To sum up our arguments shortly, we say, that the "greatest happiness principle," as now stated, is diametrically opposed to the principle stated in the Westminster Review three months ago.

We say, that if the "greatest happiness principle," as now stated, be sound, Mr. Mill's Essay, and all other works concerning government, which, like that essay, proceed on the supposition, that individuals may have an interest opposed to the greatest happiness of society, are fundamentally erroneous.

We say, that those who hold this principle to be sound, must be prepared to maintain, either that monarchs and aristocracies may be trusted to govern the community, or else that men cannot be trusted to follow their own interest, when that interest is demonstrated to them.

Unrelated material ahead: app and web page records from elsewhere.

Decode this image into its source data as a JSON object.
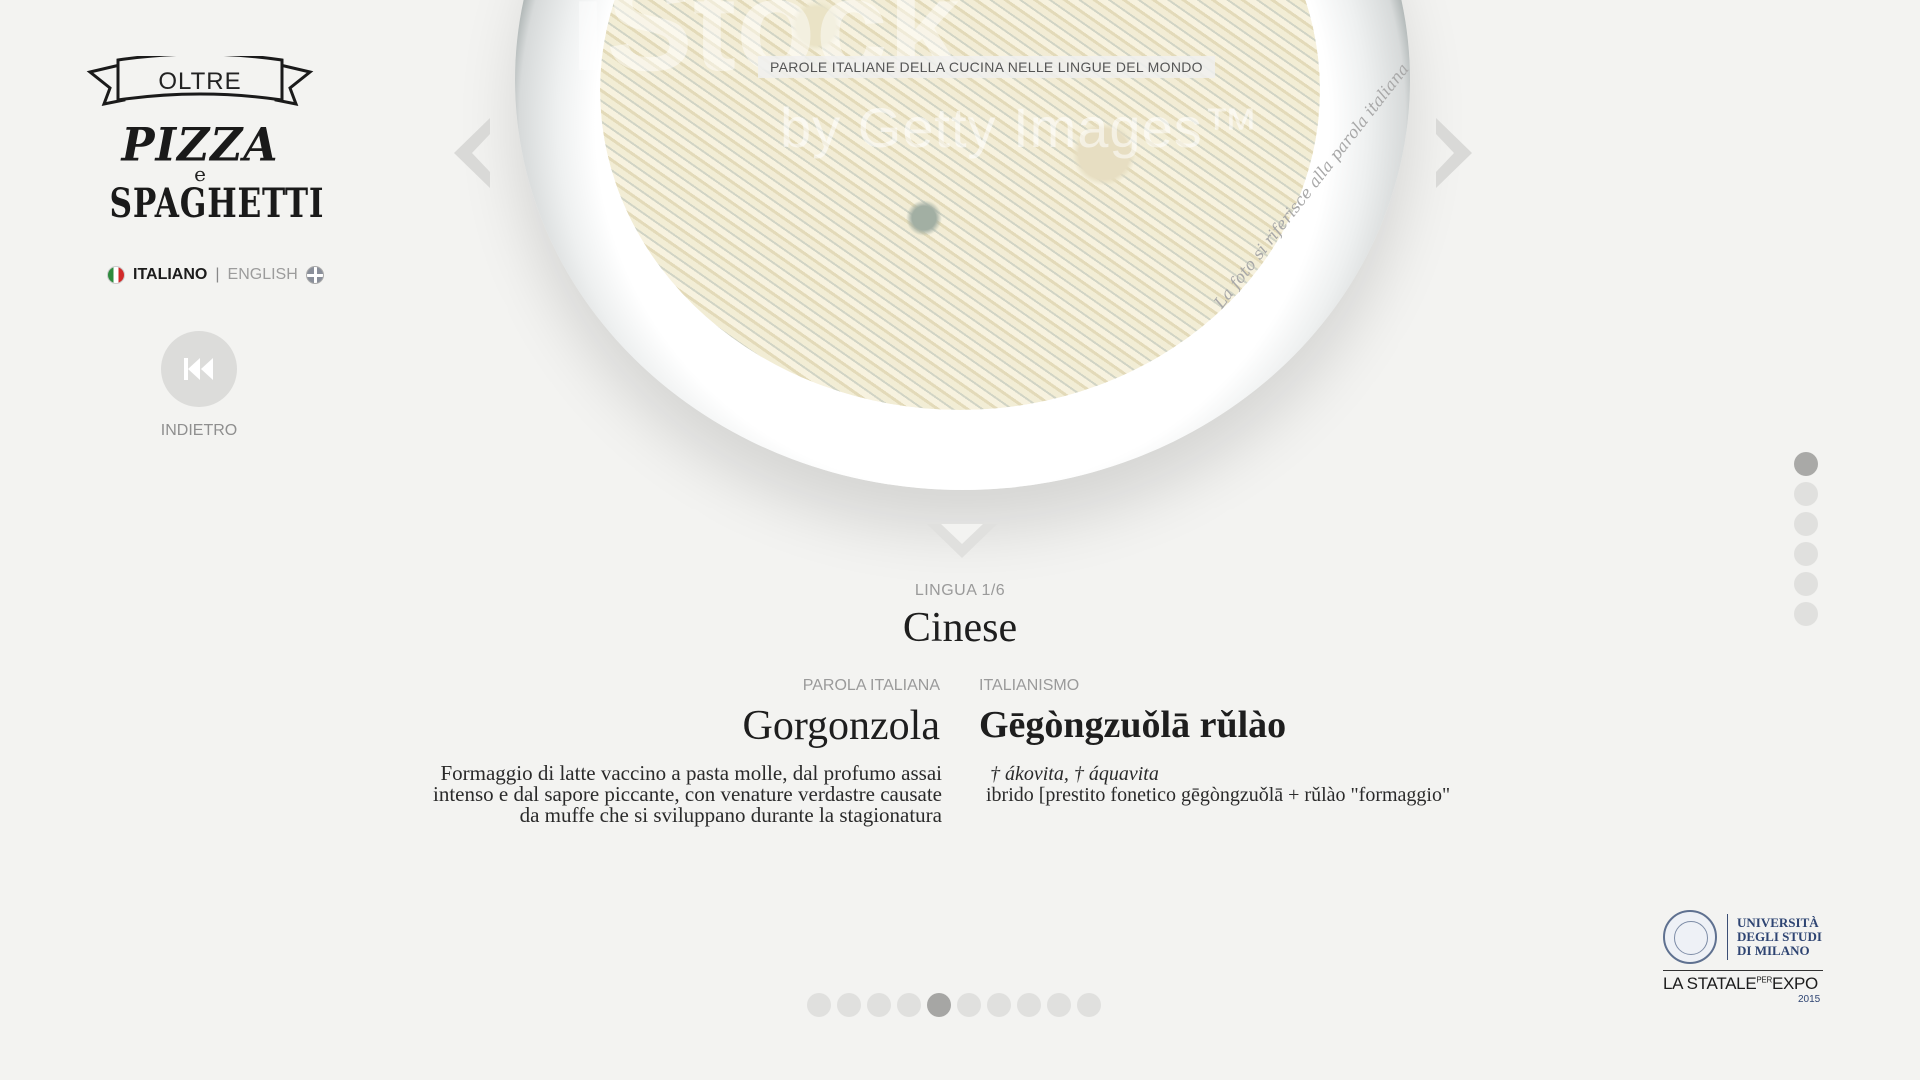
{
  "logo": {
    "oltre": "OLTRE",
    "pizza": "PIZZA",
    "e": "e",
    "spaghetti": "SPAGHETTI"
  },
  "language": {
    "italian": "ITALIANO",
    "separator": "|",
    "english": "ENGLISH"
  },
  "back": {
    "label": "INDIETRO"
  },
  "hero": {
    "banner": "PAROLE ITALIANE DELLA CUCINA NELLE LINGUE DEL MONDO",
    "photo_note": "La foto si riferisce alla parola italiana",
    "watermark": "by Getty Images™",
    "watermark_brand": "iStock"
  },
  "entry": {
    "lingua_count": "LINGUA 1/6",
    "lingua_name": "Cinese",
    "label_italian": "PAROLA ITALIANA",
    "label_italianism": "ITALIANISMO",
    "italian_word": "Gorgonzola",
    "italianism": "Gēgòngzuǒlā rǔlào",
    "definition": "Formaggio di latte vaccino a pasta molle, dal profumo assai intenso e dal sapore piccante, con venature verdastre causate da muffe che si sviluppano durante la stagionatura",
    "variants": "† ákovita, † áquavita",
    "etymology": "ibrido [prestito fonetico gēgòngzuǒlā + rǔlào \"formaggio\""
  },
  "vertical_dots": {
    "count": 6,
    "active_index": 0
  },
  "horizontal_dots": {
    "count": 10,
    "active_index": 4
  },
  "university": {
    "line1": "UNIVERSITÀ",
    "line2": "DEGLI STUDI",
    "line3": "DI MILANO",
    "statale": "LA STATALE",
    "per": "PER",
    "expo": "EXPO",
    "year": "2015"
  },
  "colors": {
    "background": "#f3f3f1",
    "dot": "#e0e0de",
    "dot_active": "#a9a9a7",
    "university_blue": "#2e4472"
  }
}
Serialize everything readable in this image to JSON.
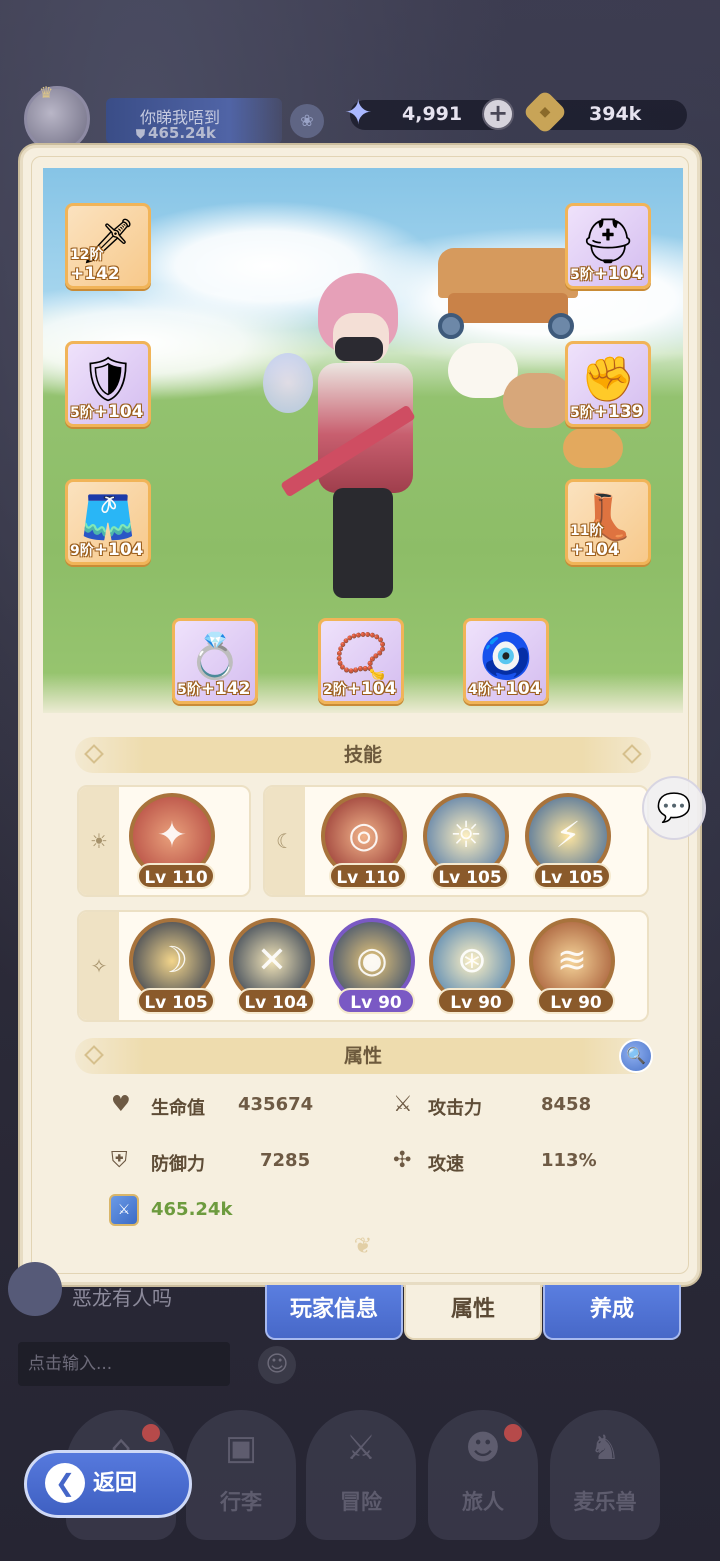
{
  "header": {
    "player_name": "你睇我唔到",
    "player_power": "465.24k",
    "gems": "4,991",
    "plus": "+",
    "coins": "394k",
    "coin_icon": "coin-icon",
    "gem_icon": "gem-icon"
  },
  "equipment": [
    {
      "slot": "weapon",
      "icon": "sword-icon",
      "tier": "12阶",
      "bonus": "+142"
    },
    {
      "slot": "chest",
      "icon": "armor-icon",
      "tier": "5阶",
      "bonus": "+104"
    },
    {
      "slot": "pants",
      "icon": "pants-icon",
      "tier": "9阶",
      "bonus": "+104"
    },
    {
      "slot": "helmet",
      "icon": "helmet-icon",
      "tier": "5阶",
      "bonus": "+104"
    },
    {
      "slot": "gloves",
      "icon": "gauntlet-icon",
      "tier": "5阶",
      "bonus": "+139"
    },
    {
      "slot": "boots",
      "icon": "boots-icon",
      "tier": "11阶",
      "bonus": "+104"
    },
    {
      "slot": "ring",
      "icon": "ring-icon",
      "tier": "5阶",
      "bonus": "+142"
    },
    {
      "slot": "necklace",
      "icon": "necklace-icon",
      "tier": "2阶",
      "bonus": "+104"
    },
    {
      "slot": "charm",
      "icon": "charm-icon",
      "tier": "4阶",
      "bonus": "+104"
    }
  ],
  "skills": {
    "title": "技能",
    "group_sun": [
      {
        "icon": "shuriken-skill-icon",
        "level": "Lv 110"
      }
    ],
    "group_moon": [
      {
        "icon": "vortex-skill-icon",
        "level": "Lv 110"
      },
      {
        "icon": "hero-blast-skill-icon",
        "level": "Lv 105"
      },
      {
        "icon": "hero-charge-skill-icon",
        "level": "Lv 105"
      }
    ],
    "group_star": [
      {
        "icon": "crescent-skill-icon",
        "level": "Lv 105"
      },
      {
        "icon": "slash-skill-icon",
        "level": "Lv 104"
      },
      {
        "icon": "eye-skill-icon",
        "level": "Lv 90",
        "purple": true
      },
      {
        "icon": "target-eye-skill-icon",
        "level": "Lv 90"
      },
      {
        "icon": "claw-skill-icon",
        "level": "Lv 90"
      }
    ]
  },
  "attributes": {
    "title": "属性",
    "hp_label": "生命值",
    "hp_value": "435674",
    "atk_label": "攻击力",
    "atk_value": "8458",
    "def_label": "防御力",
    "def_value": "7285",
    "spd_label": "攻速",
    "spd_value": "113%",
    "power_value": "465.24k"
  },
  "panel_tabs": {
    "player_info": "玩家信息",
    "attributes": "属性",
    "cultivate": "养成"
  },
  "chat": {
    "last_message": "恶龙有人吗",
    "input_placeholder": "点击输入..."
  },
  "nav": {
    "back": "返回",
    "luggage": "行李",
    "adventure": "冒险",
    "traveler": "旅人",
    "beasts": "麦乐兽"
  },
  "colors": {
    "panel_bg": "#f6efdf",
    "tab_blue": "#4768c8",
    "skill_border": "#a8733c",
    "skill_purple": "#7a59c4",
    "power_green": "#6d9b3e"
  }
}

We say, that if men cannot be trusted to follow their own interest, when that interest has been demonstrated to them, then the Utilitarian arguments, in favour of universal suf frage, are good for nothing.

We say, that the "greatest happiness principle" has not been proved; that it cannot be generally proved; that even in the particular cases selected by the Reviewer it is not clear that the principle is true; and that many cases might be stated in which the common sense of mankind would at once pronounce it to be false.

We now leave the Westminster Reviewer to alter and amend his "magnificent principle" as he thinks best. Unlimited, it is false. Properly limited, it will be barren. The "greatest happiness principle" of the 1st of July, as far as we could discern its meaning through a cloud of rodomontade, was an idle truism. The "greatest happiness principle" of the 1st of October is, in the phrase of the American newspapers, "important if true." But unhappily it is not true. It is not our business to conjecture what new maxim is to make the bones of sages and patriots stir on the 1st of December. We can only say, that, unless it be something infinitely more ingenious than its two predecessors, we shall leave it unmolested. The Westminster Reviewer may, if he pleases, indulge himself like Sultan Schahriar, with espousing a rapid succession of virgin theories. But we must beg to be excused from playing the part of the vizier, who regularly attended on the day after the wedding to strangle the new sultana.

The Westminster Reviewer charges us with urging it as an objection to the "greatest happiness principle," that, "it is included in the Christian morality." This is a mere fiction of his own. We never attacked the morality of the gospel. We blamed the Utilitarian for claiming the credit of a discovery, when they had merely stolen that morality, and spoiled it. in the stealing. They have taken the precept of Christ, and left the motive; and they de mand the praise of a most wonderful and beneficial invention, when all that they have done has been to make a most useful maxim useless by separating it from its sanction. On religious principles, it is true that every individual will best promote his own happiness by promoting the happiness of others. But if religious considerations be left out of the question, it is not true. If we do not reason on the supposition of a future state, where is the mo tive? If we do reason on that supposition, where is the discovery?

The Westminster Reviewer tells us, that "we wish to see the science of government unsettled, because we see no prospect of a settlement which accords with our interests." His angry eagerness to have questions settled resembles that of a judge in one of Dryden's

« AnteriorContinuar »